____ Task input

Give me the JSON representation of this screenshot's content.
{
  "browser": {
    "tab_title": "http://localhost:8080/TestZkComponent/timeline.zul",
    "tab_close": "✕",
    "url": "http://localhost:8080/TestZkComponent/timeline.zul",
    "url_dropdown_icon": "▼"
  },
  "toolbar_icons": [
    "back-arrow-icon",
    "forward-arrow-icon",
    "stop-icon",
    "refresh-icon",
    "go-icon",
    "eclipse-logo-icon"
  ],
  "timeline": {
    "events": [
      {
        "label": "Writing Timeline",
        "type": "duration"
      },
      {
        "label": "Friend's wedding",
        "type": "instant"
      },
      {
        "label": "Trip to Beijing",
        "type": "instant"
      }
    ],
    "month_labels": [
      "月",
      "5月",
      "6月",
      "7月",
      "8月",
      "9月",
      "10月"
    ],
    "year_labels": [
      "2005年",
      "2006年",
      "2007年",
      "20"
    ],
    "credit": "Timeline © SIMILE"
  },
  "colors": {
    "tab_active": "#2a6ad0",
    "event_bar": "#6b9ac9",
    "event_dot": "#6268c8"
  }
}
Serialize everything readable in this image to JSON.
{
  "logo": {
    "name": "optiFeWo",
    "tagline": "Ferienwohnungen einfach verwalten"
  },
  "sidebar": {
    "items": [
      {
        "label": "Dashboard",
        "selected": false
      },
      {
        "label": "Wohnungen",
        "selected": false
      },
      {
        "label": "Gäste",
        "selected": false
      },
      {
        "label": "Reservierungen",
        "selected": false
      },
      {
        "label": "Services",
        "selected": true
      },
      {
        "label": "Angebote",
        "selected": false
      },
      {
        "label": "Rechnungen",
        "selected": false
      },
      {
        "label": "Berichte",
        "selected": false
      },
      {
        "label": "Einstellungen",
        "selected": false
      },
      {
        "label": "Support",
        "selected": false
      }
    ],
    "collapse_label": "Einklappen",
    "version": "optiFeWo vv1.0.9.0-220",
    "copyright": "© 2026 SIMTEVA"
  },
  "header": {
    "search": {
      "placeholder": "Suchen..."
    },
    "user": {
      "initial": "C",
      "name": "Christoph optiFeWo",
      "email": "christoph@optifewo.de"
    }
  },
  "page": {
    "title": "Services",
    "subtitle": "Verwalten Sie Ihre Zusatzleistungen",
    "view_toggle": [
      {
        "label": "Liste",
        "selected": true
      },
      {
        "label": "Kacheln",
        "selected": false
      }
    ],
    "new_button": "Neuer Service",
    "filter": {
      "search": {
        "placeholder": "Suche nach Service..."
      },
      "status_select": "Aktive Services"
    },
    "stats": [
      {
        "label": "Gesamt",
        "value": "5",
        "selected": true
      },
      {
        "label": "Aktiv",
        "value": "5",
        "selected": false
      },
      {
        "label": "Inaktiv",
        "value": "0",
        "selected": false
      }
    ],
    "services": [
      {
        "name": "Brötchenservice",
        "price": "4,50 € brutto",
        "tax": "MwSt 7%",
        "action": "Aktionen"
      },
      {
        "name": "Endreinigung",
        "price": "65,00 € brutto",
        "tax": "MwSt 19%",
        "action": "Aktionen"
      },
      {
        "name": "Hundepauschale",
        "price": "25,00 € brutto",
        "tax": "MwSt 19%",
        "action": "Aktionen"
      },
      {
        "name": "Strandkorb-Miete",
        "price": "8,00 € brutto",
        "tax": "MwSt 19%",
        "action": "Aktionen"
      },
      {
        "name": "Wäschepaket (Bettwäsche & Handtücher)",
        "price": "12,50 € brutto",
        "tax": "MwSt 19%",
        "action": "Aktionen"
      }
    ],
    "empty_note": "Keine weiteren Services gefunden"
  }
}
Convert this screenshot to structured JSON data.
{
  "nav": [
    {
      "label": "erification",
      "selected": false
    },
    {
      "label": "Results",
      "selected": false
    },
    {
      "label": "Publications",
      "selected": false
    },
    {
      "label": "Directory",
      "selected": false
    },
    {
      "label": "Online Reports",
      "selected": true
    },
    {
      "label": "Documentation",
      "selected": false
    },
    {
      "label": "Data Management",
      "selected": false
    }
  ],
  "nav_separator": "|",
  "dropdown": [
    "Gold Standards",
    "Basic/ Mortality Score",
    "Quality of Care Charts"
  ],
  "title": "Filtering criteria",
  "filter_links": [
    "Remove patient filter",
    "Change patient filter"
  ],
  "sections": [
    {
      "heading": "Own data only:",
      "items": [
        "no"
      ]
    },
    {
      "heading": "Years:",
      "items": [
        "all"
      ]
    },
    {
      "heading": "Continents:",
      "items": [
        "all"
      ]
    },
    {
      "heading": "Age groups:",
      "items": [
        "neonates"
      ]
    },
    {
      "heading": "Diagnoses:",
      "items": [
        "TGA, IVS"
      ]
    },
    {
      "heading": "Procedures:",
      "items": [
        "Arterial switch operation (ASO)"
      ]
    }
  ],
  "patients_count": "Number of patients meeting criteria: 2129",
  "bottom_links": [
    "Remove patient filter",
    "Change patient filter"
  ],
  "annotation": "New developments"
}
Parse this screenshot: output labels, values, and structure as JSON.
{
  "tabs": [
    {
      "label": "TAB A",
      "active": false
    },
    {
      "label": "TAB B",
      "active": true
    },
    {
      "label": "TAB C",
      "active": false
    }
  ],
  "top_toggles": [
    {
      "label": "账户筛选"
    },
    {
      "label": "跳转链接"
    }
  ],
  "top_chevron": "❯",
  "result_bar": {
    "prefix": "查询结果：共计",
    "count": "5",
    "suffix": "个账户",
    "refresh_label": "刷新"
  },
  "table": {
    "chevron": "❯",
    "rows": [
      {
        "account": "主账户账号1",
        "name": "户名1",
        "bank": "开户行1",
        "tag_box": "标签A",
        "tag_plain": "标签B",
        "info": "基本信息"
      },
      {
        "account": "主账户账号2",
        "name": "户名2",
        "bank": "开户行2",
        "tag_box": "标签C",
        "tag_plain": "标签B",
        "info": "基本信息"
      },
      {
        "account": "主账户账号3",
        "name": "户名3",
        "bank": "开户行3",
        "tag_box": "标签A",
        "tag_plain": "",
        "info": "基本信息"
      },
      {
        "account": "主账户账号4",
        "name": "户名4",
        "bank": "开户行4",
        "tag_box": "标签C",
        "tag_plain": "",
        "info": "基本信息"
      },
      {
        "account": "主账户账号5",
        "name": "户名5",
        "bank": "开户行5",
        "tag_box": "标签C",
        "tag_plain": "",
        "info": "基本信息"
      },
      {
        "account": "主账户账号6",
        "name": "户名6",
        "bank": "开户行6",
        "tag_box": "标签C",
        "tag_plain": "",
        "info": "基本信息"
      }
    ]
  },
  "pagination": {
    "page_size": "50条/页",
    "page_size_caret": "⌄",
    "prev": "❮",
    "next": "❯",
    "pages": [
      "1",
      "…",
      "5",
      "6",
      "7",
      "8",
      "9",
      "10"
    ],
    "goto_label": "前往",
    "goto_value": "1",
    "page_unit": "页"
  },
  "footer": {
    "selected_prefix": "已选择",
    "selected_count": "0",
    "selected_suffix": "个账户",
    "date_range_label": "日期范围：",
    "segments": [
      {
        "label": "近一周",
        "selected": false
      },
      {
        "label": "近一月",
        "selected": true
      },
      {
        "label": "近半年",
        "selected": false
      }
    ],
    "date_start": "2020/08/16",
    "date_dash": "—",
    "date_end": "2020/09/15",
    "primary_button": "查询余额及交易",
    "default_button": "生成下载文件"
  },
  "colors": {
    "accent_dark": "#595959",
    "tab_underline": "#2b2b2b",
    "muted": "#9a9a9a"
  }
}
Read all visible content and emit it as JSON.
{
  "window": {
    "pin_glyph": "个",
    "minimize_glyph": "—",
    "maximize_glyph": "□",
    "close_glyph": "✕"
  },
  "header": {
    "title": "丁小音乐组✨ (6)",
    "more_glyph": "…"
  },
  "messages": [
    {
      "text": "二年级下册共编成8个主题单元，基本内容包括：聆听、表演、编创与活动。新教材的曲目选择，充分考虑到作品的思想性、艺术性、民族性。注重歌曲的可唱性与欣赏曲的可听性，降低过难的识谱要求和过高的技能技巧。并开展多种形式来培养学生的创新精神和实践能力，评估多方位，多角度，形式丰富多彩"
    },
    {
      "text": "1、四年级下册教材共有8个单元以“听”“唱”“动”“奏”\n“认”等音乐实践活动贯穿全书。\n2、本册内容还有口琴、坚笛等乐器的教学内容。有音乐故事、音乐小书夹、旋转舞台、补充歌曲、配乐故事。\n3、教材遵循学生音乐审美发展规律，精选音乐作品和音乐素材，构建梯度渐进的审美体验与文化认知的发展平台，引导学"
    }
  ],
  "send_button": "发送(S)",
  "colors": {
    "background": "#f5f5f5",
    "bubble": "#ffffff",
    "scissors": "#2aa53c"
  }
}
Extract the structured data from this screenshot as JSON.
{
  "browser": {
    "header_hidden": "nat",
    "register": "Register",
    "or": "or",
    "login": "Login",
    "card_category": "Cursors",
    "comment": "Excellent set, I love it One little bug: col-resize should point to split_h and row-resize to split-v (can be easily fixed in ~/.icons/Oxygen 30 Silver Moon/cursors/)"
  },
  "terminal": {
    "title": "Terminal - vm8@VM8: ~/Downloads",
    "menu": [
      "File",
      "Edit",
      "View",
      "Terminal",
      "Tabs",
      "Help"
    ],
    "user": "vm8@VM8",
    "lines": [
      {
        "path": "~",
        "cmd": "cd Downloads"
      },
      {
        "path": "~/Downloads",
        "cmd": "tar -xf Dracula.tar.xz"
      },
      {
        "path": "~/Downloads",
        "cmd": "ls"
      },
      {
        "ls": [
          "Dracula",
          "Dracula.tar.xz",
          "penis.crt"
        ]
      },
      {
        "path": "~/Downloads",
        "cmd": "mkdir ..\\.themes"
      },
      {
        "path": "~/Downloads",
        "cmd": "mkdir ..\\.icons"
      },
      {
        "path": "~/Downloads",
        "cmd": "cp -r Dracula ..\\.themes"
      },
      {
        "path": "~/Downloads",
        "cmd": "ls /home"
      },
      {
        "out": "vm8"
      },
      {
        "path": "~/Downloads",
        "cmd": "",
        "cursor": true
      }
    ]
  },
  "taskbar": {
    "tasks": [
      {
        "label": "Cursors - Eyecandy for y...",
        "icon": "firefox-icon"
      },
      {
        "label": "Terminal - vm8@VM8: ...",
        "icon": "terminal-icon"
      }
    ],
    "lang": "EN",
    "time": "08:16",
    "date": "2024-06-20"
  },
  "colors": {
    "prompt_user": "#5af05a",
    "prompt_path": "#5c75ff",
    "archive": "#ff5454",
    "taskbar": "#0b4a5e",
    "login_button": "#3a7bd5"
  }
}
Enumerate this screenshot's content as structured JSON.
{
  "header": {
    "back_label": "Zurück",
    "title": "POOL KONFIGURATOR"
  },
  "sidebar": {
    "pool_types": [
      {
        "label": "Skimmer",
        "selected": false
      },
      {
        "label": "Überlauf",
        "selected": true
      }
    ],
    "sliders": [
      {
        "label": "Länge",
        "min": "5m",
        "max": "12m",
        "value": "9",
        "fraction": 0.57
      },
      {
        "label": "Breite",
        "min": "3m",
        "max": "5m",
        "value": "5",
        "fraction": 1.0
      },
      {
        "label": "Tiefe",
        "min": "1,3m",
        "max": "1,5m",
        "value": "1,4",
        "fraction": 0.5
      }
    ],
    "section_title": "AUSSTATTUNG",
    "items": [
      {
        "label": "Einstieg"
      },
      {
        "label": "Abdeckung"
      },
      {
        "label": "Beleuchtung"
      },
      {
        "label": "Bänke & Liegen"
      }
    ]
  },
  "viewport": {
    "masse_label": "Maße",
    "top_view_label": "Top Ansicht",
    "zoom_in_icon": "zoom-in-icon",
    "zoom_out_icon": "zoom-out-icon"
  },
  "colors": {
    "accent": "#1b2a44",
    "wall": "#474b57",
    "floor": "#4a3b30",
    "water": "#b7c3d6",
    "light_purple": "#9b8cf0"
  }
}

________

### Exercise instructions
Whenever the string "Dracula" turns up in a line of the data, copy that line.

### Answer space
        "cmd": "tar -xf Dracula.tar.xz"
          "Dracula",
          "Dracula.tar.xz",
        "cmd": "cp -r Dracula ..\\.themes"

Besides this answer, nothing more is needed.